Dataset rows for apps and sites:
↓↓↓

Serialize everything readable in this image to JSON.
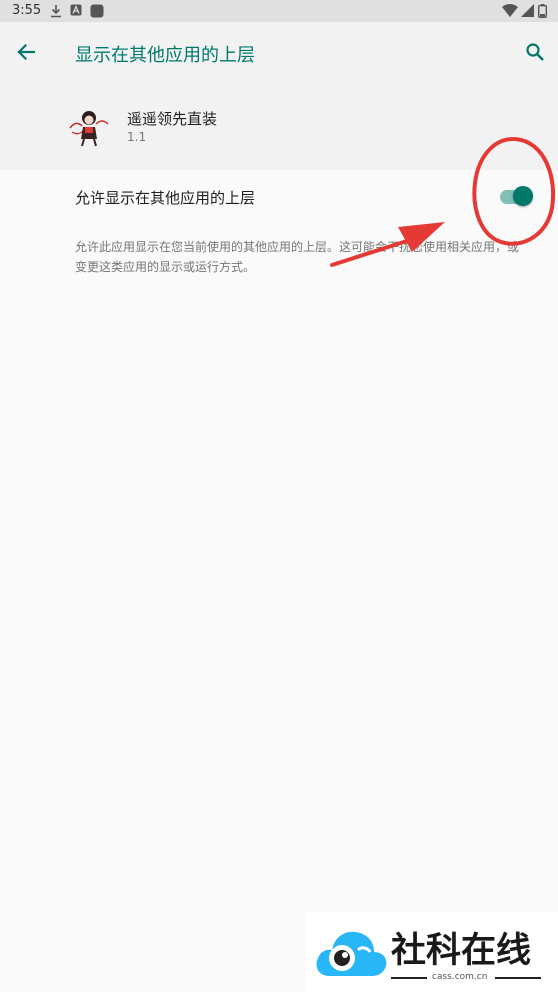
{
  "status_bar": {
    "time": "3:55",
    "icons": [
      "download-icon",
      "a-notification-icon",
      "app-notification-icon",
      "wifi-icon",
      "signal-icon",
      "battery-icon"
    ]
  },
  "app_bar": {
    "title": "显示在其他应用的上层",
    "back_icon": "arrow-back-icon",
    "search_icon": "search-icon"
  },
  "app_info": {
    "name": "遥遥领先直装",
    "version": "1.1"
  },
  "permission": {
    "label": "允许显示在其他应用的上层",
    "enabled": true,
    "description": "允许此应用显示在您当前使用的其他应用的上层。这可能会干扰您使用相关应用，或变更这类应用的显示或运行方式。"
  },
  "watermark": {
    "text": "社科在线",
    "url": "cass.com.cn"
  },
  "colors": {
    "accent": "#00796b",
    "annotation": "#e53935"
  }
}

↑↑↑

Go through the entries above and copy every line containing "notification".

Response to this task:
      "a-notification-icon",
      "app-notification-icon",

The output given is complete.